Conclusion

Water, then, is the most precious element in the world, more precious even of oil. We are worried because we know that in the near future oil will be less and less available and more expensive. But we should be rather worried about the availability of water. Water, too, is going to be rare and expensive. This way we must responsibly mobilize ourselves at a personal and social level so that water that guarantees life, be available to everybody, free of charge. The Lord and Saviour Jesus Christ used this reality to draw our attention too to another sort of “water” with which we cannot do without: a necessary personal and dynamic relationship with God, source of our life. Our life is often a moral and spiritual wasteland, not because water is lacking, but because something “blocks” its passage, hindering it from “watering” and quenching our life. Jesus came to shed His light on this “blockage” and to unblock it, so that our life may flourish and bear good and satisfying fruit.

As water does not know any obstacles, Jesus overrides the barriers of nationality, religion, conventions, hostility, and prejudice. He breaks in the life of people like this Samaritan woman. He wanted to clean up in her all that wasted and ruined her life: which was unconfessed sin. He still “invades” uninvited, the life of those to whom God want to give grace and impart new life, reconciling them with God and opening them to the flow of those blessings which, with generosity and compassion, He can and wants impart to them.

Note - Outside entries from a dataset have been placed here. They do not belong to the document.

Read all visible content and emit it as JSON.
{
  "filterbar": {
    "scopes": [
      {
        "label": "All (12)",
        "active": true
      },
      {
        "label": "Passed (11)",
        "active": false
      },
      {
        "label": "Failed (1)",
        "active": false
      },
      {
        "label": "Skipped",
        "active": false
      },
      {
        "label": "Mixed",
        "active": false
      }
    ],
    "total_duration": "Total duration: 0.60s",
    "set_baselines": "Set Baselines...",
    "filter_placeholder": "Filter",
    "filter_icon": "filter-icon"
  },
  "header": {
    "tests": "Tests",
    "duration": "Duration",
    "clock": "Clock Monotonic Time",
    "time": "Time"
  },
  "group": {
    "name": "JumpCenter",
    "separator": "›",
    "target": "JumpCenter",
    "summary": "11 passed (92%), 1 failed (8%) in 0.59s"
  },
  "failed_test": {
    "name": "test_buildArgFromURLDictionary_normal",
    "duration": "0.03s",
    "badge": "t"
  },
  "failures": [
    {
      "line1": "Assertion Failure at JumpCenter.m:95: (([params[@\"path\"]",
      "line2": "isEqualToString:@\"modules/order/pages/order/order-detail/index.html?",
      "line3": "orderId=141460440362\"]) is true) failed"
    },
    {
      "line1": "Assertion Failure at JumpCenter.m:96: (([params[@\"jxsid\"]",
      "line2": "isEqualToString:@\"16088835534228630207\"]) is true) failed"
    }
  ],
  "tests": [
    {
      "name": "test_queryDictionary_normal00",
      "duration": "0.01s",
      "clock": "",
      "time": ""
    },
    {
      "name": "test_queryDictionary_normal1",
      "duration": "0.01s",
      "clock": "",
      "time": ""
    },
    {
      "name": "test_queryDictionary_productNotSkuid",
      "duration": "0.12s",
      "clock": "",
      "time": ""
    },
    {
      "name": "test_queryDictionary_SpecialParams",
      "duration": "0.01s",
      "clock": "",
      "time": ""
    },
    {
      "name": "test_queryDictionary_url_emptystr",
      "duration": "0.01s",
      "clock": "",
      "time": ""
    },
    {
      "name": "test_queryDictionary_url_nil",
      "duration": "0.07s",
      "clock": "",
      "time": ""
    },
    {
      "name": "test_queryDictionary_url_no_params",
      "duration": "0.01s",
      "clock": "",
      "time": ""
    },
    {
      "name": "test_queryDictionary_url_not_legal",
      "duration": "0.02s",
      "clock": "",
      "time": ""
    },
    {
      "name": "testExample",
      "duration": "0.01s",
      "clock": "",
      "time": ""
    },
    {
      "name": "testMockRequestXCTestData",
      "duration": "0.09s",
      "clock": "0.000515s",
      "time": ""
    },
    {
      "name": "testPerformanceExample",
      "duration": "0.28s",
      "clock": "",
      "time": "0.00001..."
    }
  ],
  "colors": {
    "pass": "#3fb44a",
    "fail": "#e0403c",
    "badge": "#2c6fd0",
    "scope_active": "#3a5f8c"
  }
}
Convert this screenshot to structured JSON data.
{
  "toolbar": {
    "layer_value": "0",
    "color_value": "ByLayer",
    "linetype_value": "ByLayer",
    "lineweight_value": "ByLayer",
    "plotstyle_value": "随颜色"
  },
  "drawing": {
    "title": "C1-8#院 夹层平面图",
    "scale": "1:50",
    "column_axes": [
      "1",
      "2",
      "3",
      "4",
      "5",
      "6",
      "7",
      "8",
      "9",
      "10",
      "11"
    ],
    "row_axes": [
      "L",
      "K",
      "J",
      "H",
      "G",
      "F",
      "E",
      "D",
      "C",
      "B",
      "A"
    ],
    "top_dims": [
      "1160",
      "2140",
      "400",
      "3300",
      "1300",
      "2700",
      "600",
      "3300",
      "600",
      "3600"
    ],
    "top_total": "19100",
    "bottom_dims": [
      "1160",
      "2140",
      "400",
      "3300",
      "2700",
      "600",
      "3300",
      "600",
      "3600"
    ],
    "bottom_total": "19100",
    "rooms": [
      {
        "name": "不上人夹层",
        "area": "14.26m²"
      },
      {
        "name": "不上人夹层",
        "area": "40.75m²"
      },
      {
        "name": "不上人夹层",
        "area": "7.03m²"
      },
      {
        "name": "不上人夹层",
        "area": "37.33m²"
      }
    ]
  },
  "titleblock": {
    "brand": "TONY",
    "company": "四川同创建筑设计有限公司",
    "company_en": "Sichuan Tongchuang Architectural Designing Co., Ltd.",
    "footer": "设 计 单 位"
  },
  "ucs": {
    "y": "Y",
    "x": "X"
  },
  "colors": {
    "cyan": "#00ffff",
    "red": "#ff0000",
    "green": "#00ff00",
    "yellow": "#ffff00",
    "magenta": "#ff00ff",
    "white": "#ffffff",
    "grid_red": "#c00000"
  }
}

The Lord Jesus comes today to meet us like that, as He told that woman: "If you knew the gift of God, and who it is that is saying to you, 'Give me a drink,' you would have asked him, and he would have given you living water." (Joh 4:10). Let us acknowledge, in front of Him in prayer, the moral and spiritual wasteland of our lives and let us say to Him; "Sir, give me this water, so that I will not be thirsty or have to come here to draw water." If we ask this from Him, He will faithfully give us His “water” and it will also become in us something so “overflowing” that we will have of it enough even to share with our “fellow citizens” who will profit from it too, for their own salvation.

Paolo Castellina, March 18, 2014